Spain first competed in the 1900 Olympics in Paris. Since competing in 1920, they have only missed two Olympic games: the 1936 event in Berlin and the 1956 games in Melbourne (the latter in protest against the Soviet Union invading Hungary). They hosted the 1992 games in Barcelona, which readers of a certain age may remember for Linford Christie, Kriss Akabusi and Sally Gunnell. While Spain haven’t been as prolific in the medals table as the UK, they have quietly excelled at specific events.
The Comité Olímpico Español (or COE) puts Spain’s medal total at 141, but the International Olympic Committee puts it at 140. This is because the COE counts a silver medal won for live pigeon shooting in 1900, which the IOE doesn’t recognise.
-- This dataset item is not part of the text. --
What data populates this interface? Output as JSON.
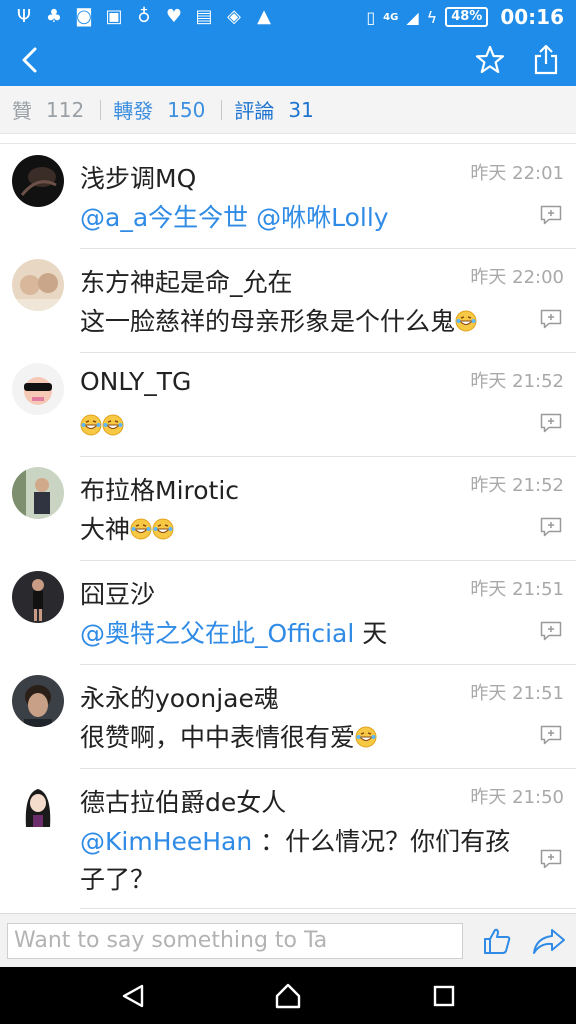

Indeed, the event only took place at the 1900 games. This is not because live pigeon shooting was deemed cruel and outdated, but because there was a cash prize for the event and so it was deemed un-Olympian. This was despite the top four shooters in a separate pigeon shooting competition deciding to split the prize money amongst themselves in a clearly sporting gesture.
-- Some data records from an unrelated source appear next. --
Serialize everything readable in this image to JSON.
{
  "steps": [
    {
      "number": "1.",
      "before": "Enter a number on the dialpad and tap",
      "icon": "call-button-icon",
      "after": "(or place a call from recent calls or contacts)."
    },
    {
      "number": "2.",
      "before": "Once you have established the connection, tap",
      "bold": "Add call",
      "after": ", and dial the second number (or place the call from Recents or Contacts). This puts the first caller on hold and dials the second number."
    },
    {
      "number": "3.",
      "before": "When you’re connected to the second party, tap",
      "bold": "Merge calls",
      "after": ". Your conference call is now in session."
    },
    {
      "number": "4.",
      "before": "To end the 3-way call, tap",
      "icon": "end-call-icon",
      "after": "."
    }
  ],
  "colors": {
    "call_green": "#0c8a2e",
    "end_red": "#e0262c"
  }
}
You may be surprised to read what sport Spain have the highest medal tally for: it’s sailing.
You may be unsurprised to learn how many Winter Olympic medals Spain have won: it’s two.
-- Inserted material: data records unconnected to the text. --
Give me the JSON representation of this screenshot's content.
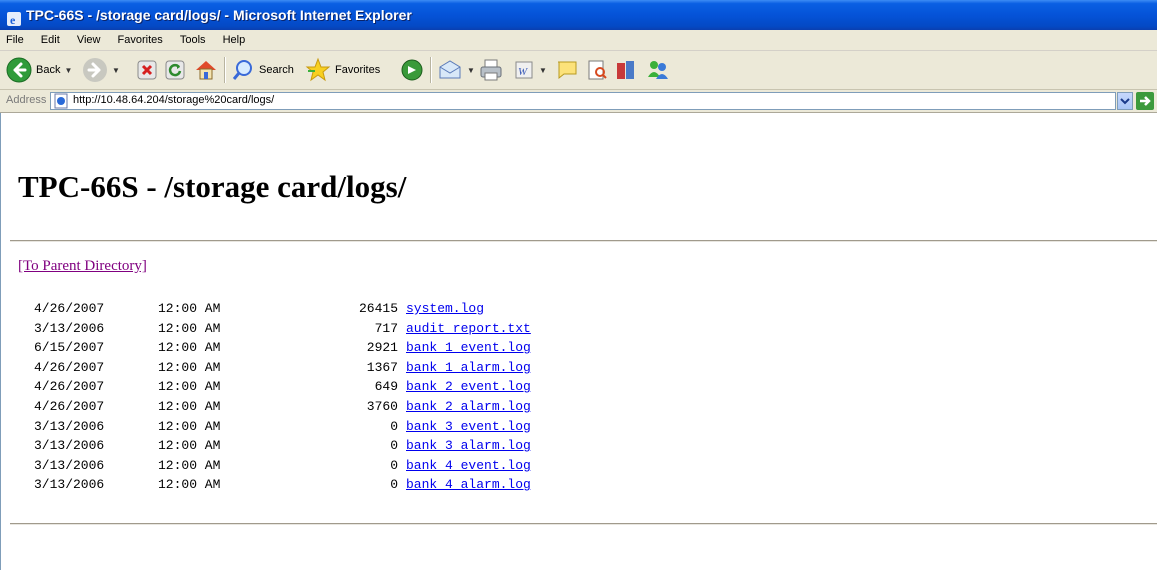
{
  "window": {
    "title": "TPC-66S - /storage card/logs/ - Microsoft Internet Explorer"
  },
  "menu": [
    "File",
    "Edit",
    "View",
    "Favorites",
    "Tools",
    "Help"
  ],
  "toolbar": {
    "back_label": "Back",
    "search_label": "Search",
    "favorites_label": "Favorites"
  },
  "address": {
    "label": "Address",
    "url": "http://10.48.64.204/storage%20card/logs/"
  },
  "page": {
    "heading": "TPC-66S - /storage card/logs/",
    "parent_link": "[To Parent Directory]",
    "files": [
      {
        "date": "4/26/2007",
        "time": "12:00 AM",
        "size": "26415",
        "name": "system.log"
      },
      {
        "date": "3/13/2006",
        "time": "12:00 AM",
        "size": "717",
        "name": "audit_report.txt"
      },
      {
        "date": "6/15/2007",
        "time": "12:00 AM",
        "size": "2921",
        "name": "bank_1_event.log"
      },
      {
        "date": "4/26/2007",
        "time": "12:00 AM",
        "size": "1367",
        "name": "bank_1_alarm.log"
      },
      {
        "date": "4/26/2007",
        "time": "12:00 AM",
        "size": "649",
        "name": "bank_2_event.log"
      },
      {
        "date": "4/26/2007",
        "time": "12:00 AM",
        "size": "3760",
        "name": "bank_2_alarm.log"
      },
      {
        "date": "3/13/2006",
        "time": "12:00 AM",
        "size": "0",
        "name": "bank_3_event.log"
      },
      {
        "date": "3/13/2006",
        "time": "12:00 AM",
        "size": "0",
        "name": "bank_3_alarm.log"
      },
      {
        "date": "3/13/2006",
        "time": "12:00 AM",
        "size": "0",
        "name": "bank_4_event.log"
      },
      {
        "date": "3/13/2006",
        "time": "12:00 AM",
        "size": "0",
        "name": "bank_4_alarm.log"
      }
    ]
  },
  "colors": {
    "link": "#0000ee",
    "visited_link": "#800080",
    "titlebar": "#0553d8"
  },
  "icons": [
    "ie-icon",
    "back-icon",
    "forward-icon",
    "stop-icon",
    "refresh-icon",
    "home-icon",
    "search-icon",
    "favorites-icon",
    "media-icon",
    "mail-icon",
    "print-icon",
    "edit-icon",
    "discuss-icon",
    "research-icon",
    "messenger-icon",
    "page-icon",
    "go-icon"
  ]
}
In their current Olympic team, the most famous medal winner is Rafael Nadal, the tennis player, who won a Gold in the Men’s doubles event. They have won thirteen medals thus far, with four of those being gold. They have won two golds in canoeing but no medals in sailing as of yet, with gold and bronze medals achieved in swimming.
Clearly, the Spanish take to water like a duck.